Is it better to buy something new, or something established?
There are good reasons to invest in both new and existing properties. Deciding which is right for your investment strategy means understanding what makes each option unique.
Buying a new property could benefit investors. There may be depreciation advantages, which you may be able to claim as a tax deduction and often the building itself can be depreciated.
A new property may also come with lower maintenance costs. Tenants may also be more attracted to a new property and be prepared to pay higher rent.
It’s worth weighing up the different ways to get into the market if investing in a new place appeals to you.
House and land packages could be a hassle-free way to build a new property. Select a block of land in a new development and choose your preferred home design from a range of builders.
House and land packages are sometimes found in new estates located in developing suburbs. Be sure to check the location includes facilities such as schools, shops and transport links that might appeal to tenants.
Buying land and building later offers the freedom to choose your location and design the residence to your specs. It may also provide financial rewards.
Some states only charge stamp duty on the value of vacant land. So you don’t pay stamp duty on the value of the dwelling you build down the track. Check your state or territory’s rules around this.
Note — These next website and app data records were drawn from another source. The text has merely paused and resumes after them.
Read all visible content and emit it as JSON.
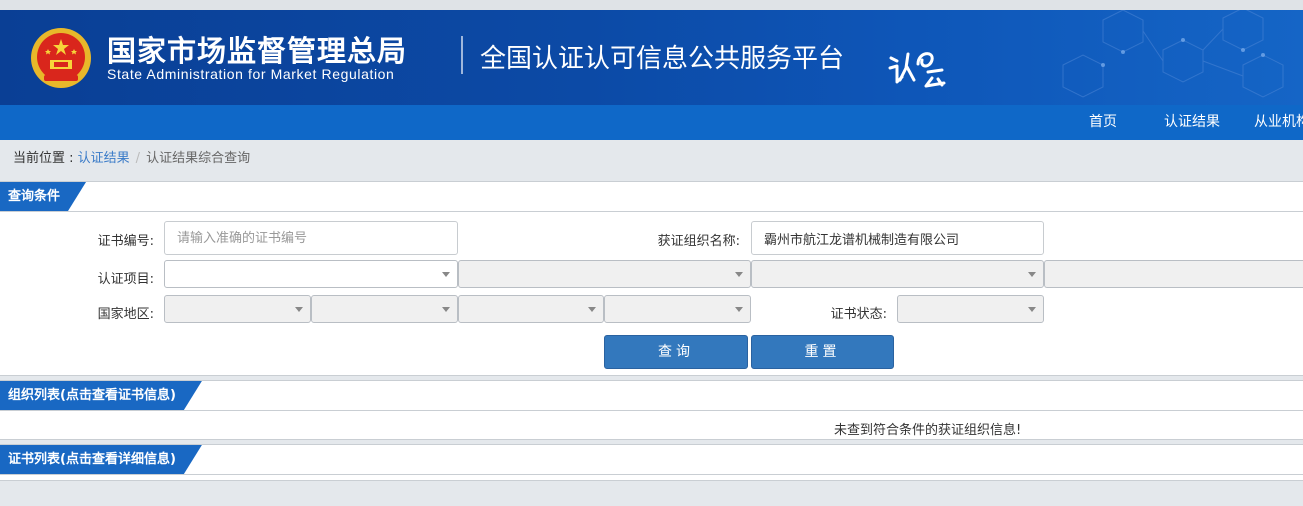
{
  "header": {
    "agency_cn": "国家市场监督管理总局",
    "agency_en": "State Administration  for  Market Regulation",
    "platform_title": "全国认证认可信息公共服务平台",
    "emblem_icon": "national-emblem-icon",
    "logo_icon": "renzheng-yun-logo-icon",
    "colors": {
      "banner": "#0c4aa6",
      "nav": "#0f68c8",
      "emblem": "#d9261c"
    }
  },
  "nav": {
    "items": [
      "首页",
      "认证结果",
      "从业机构"
    ]
  },
  "breadcrumb": {
    "label": "当前位置 : ",
    "link": "认证结果",
    "separator": "/",
    "current": "认证结果综合查询"
  },
  "query": {
    "section_title": "查询条件",
    "cert_no_label": "证书编号:",
    "cert_no_placeholder": "请输入准确的证书编号",
    "org_name_label": "获证组织名称:",
    "org_name_value": "霸州市航江龙谱机械制造有限公司",
    "project_label": "认证项目:",
    "region_label": "国家地区:",
    "status_label": "证书状态:",
    "search_button": "查询",
    "reset_button": "重置",
    "colors": {
      "tag": "#1968c3",
      "button": "#3378bd"
    }
  },
  "org_list": {
    "section_title": "组织列表(点击查看证书信息)",
    "empty_message": "未查到符合条件的获证组织信息!"
  },
  "cert_list": {
    "section_title": "证书列表(点击查看详细信息)"
  }
}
It’s important to factor in all the costs. For instance, a sloping block example may be more expensive to build on, as it might need a custom-built residence that works with the land’s gradient.
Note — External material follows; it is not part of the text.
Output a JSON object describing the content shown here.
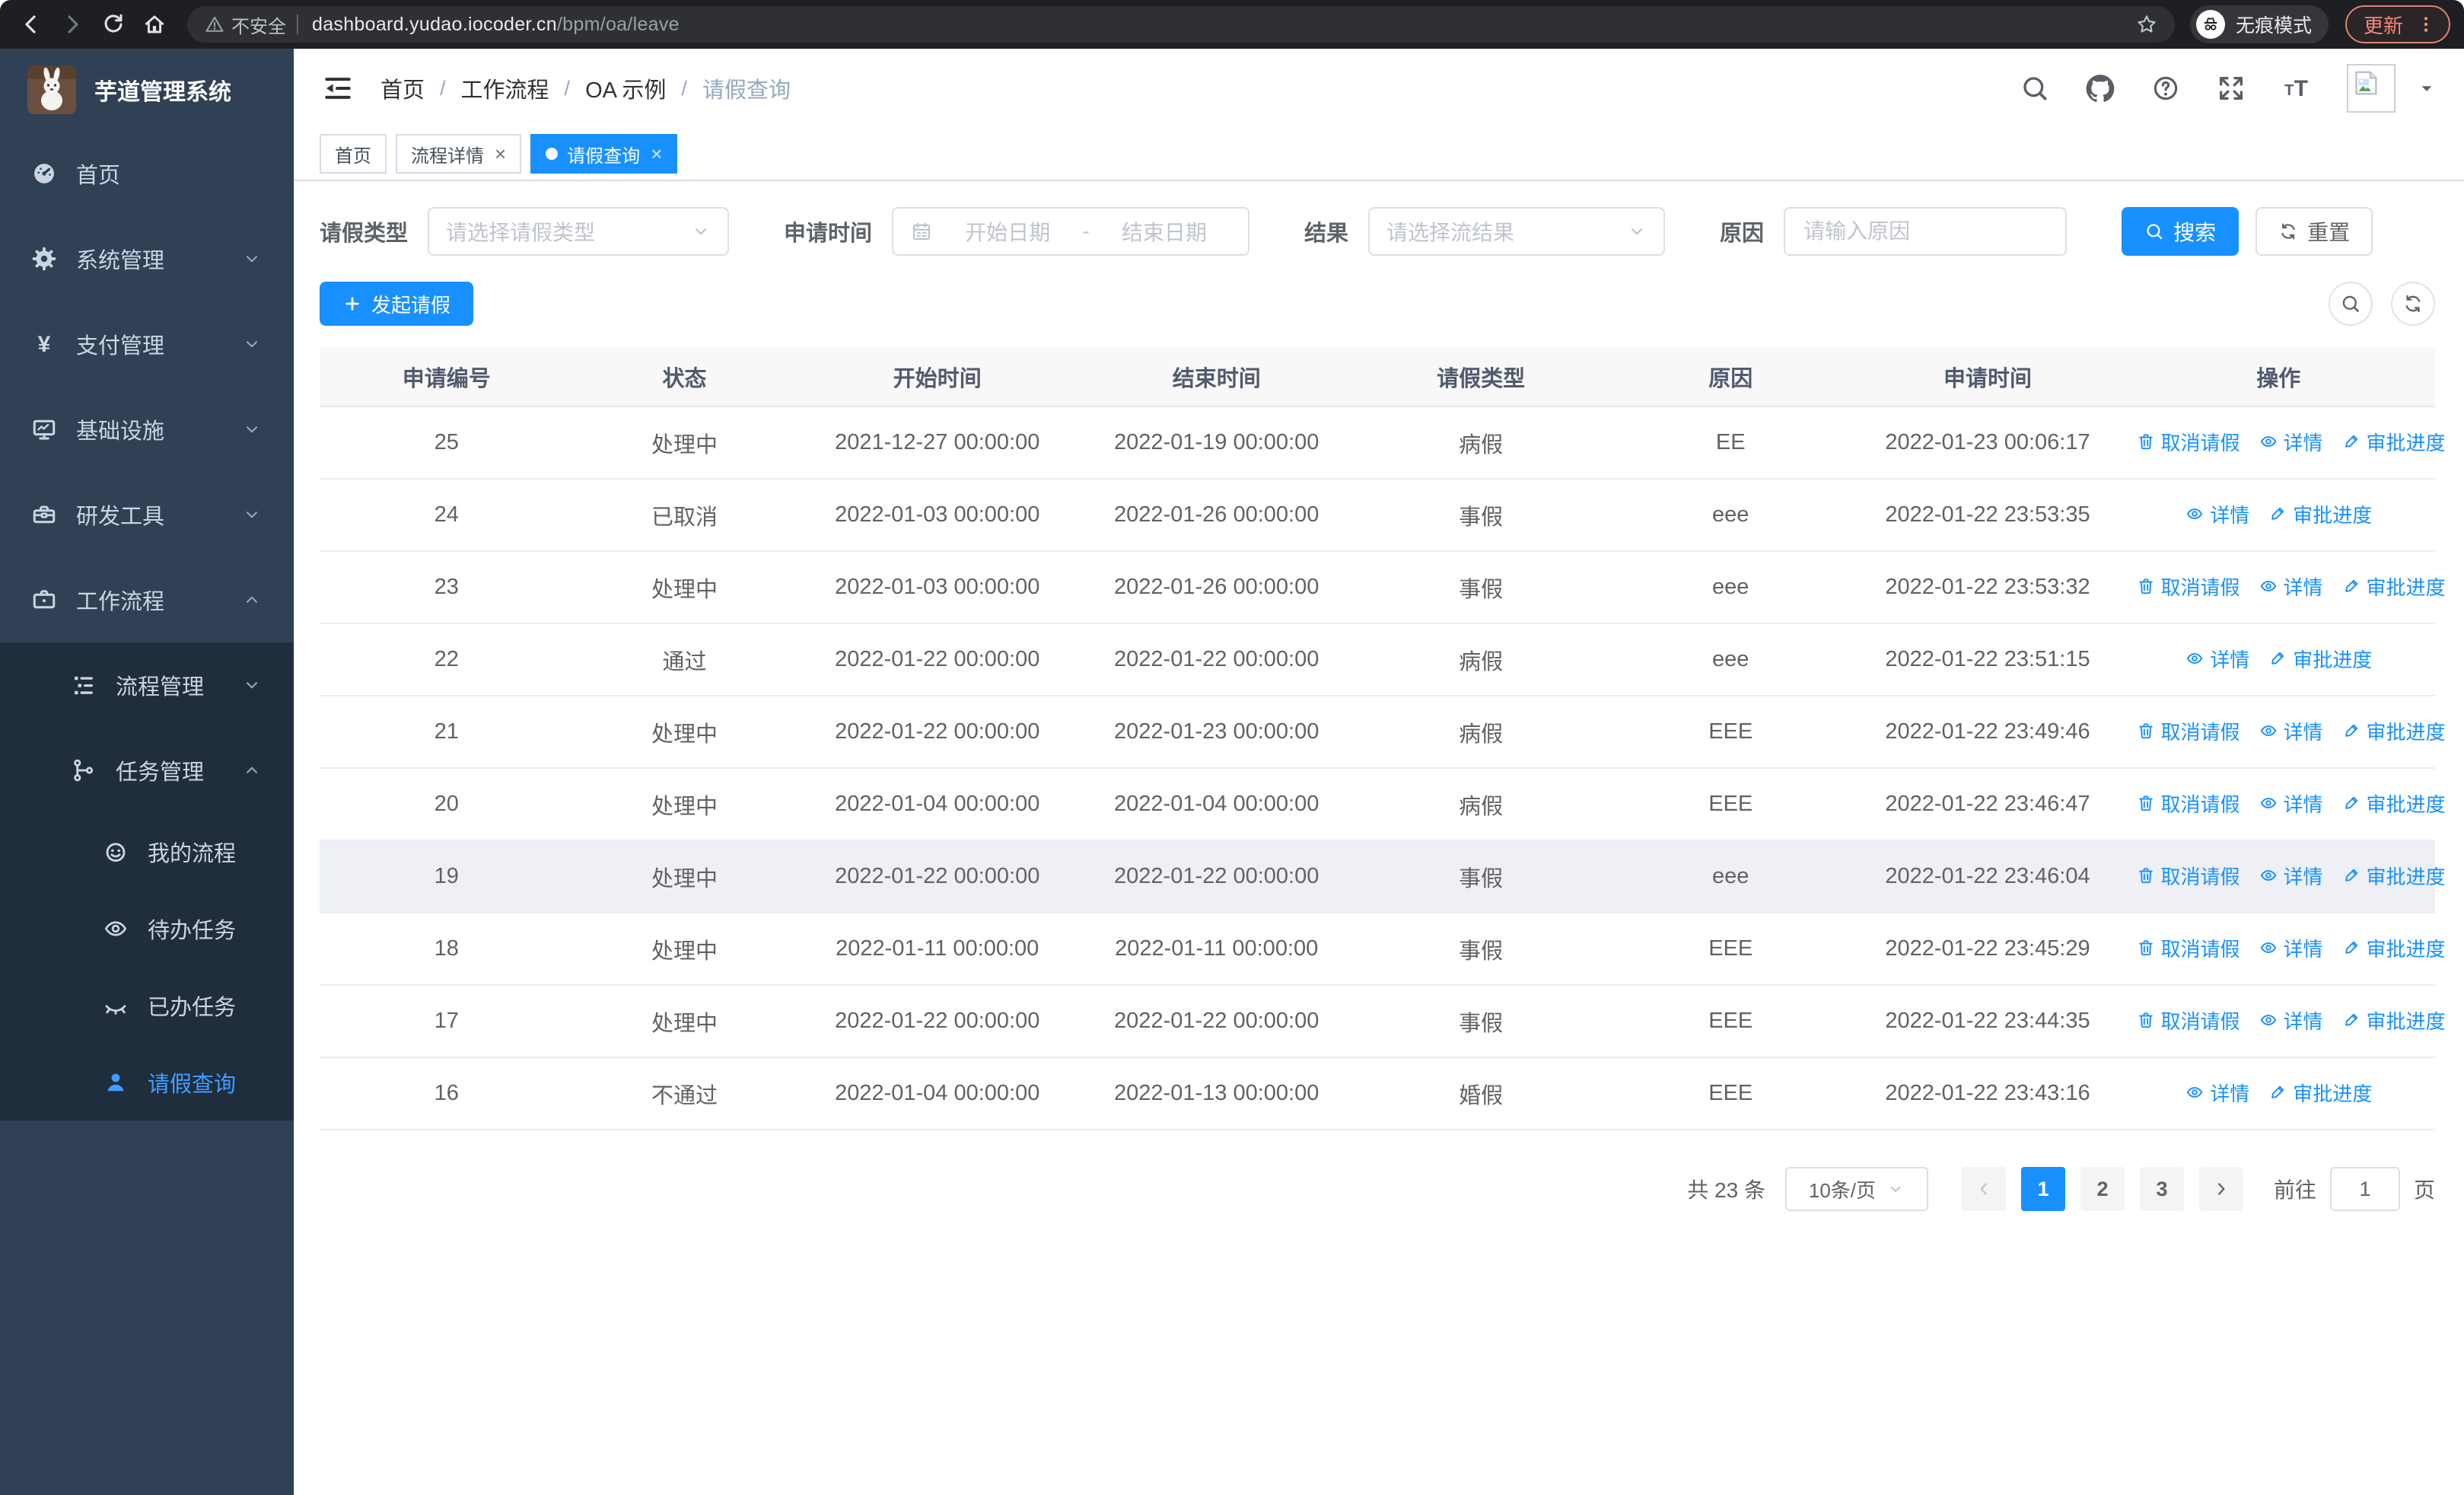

Buying off the plan involves committing to a property, like an apartment, which is not yet built.
This could mean stamp duty savings. Developers may also offer discounts and other incentives to early buyers in a competitive market.
But there are also risks. The property market may fluctuate during the construction period and it could mean your property is worth less than you expected on completion.
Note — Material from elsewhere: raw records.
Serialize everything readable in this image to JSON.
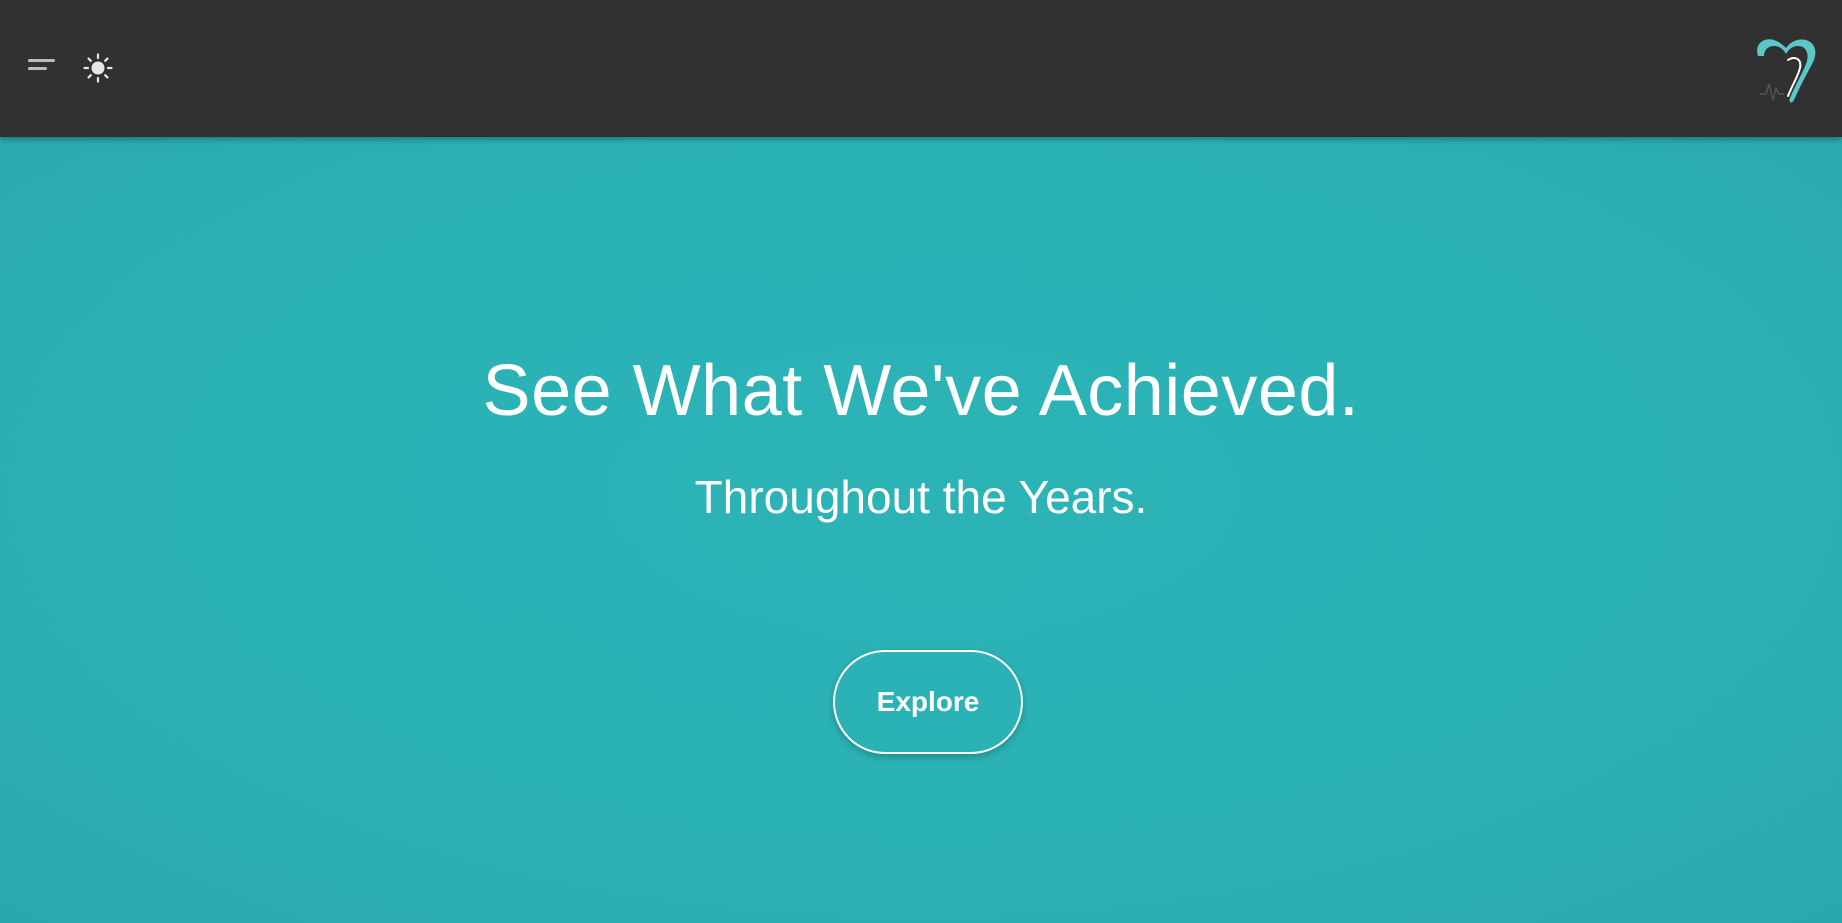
{
  "header": {
    "menu_icon": "menu-icon",
    "theme_icon": "sun-icon",
    "logo_icon": "heart-pulse-logo",
    "bg_color": "#313131",
    "logo_color": "#5bc7c8"
  },
  "hero": {
    "title": "See What We've Achieved.",
    "subtitle": "Throughout the Years.",
    "button_label": "Explore",
    "bg_color": "#2bb2b5",
    "text_color": "#ffffff"
  }
}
Building a new dwelling may involve slightly different funding requirements than an established property. You may need two loans – one for the land and another to build the residence. Some lenders can bundle these together. Or speak to an Aussie Broker about the loan options that work for you.
It’s also important to speak to a tax professional. You may not receive rental income while building is underway1. This could impact your cash flow. Knowing how to manage this is an important step towards successful investing.
There’s a lot to be said for investing in an established property. There’s no guesswork and stress of building a new place. The property may potentially be tenanted as soon as you buy it. It may even be sold with a tenant. This ability to earn a rent return from day one could be a plus for your cash flow.
There are lots of different property types. So think through which type of residence is right for your needs.
Apartments are sometimes more affordable than houses. They may also produce higher rental yields than houses. That’s good news if you have a tight buying budget.
Units have other pluses. They may have lower council rates and maintenance requirements. But you may need to pay body corporate fees and strata levies. These costs go towards maintaining common areas.
The title or type of ownership differs between apartments and houses. Torrens titles typically apply to standalone properties like houses. This means you own the whole property including the house and land.
Strata title applies where there are common or shared areas. This is usually the case with apartments. Buyers own the interior of their unit. But common areas tend to be collectively owned and managed through an owners’ corporation.
A duplex is a single dwelling made up of two homes that share a common wall. Both homes in a duplex may be on the one title. A semi-detached house sits on a separate block of land. Unless each home has its own title, they cannot usually be sold individually. This is something to consider as it could make the property hard to sell.
Property sold as part of a deceased estate could be an opportunity to pick up a bargain. But be aware of any potential downsides if you buy a deceased estate property or inherit property.
The property’s title is critical. In some states, property can’t usually be sold if the deceased’s name appears on the title deeds. It may be time consuming to change the name to the surviving spouse or estate’s executor. It’s a good idea to check this with your legal rep at an early stage.
A deceased estate property may also need repairs or an extensive makeover before it can be tenanted. Be sure you have the funds available to do work to bring the dwelling to safe and modern standards.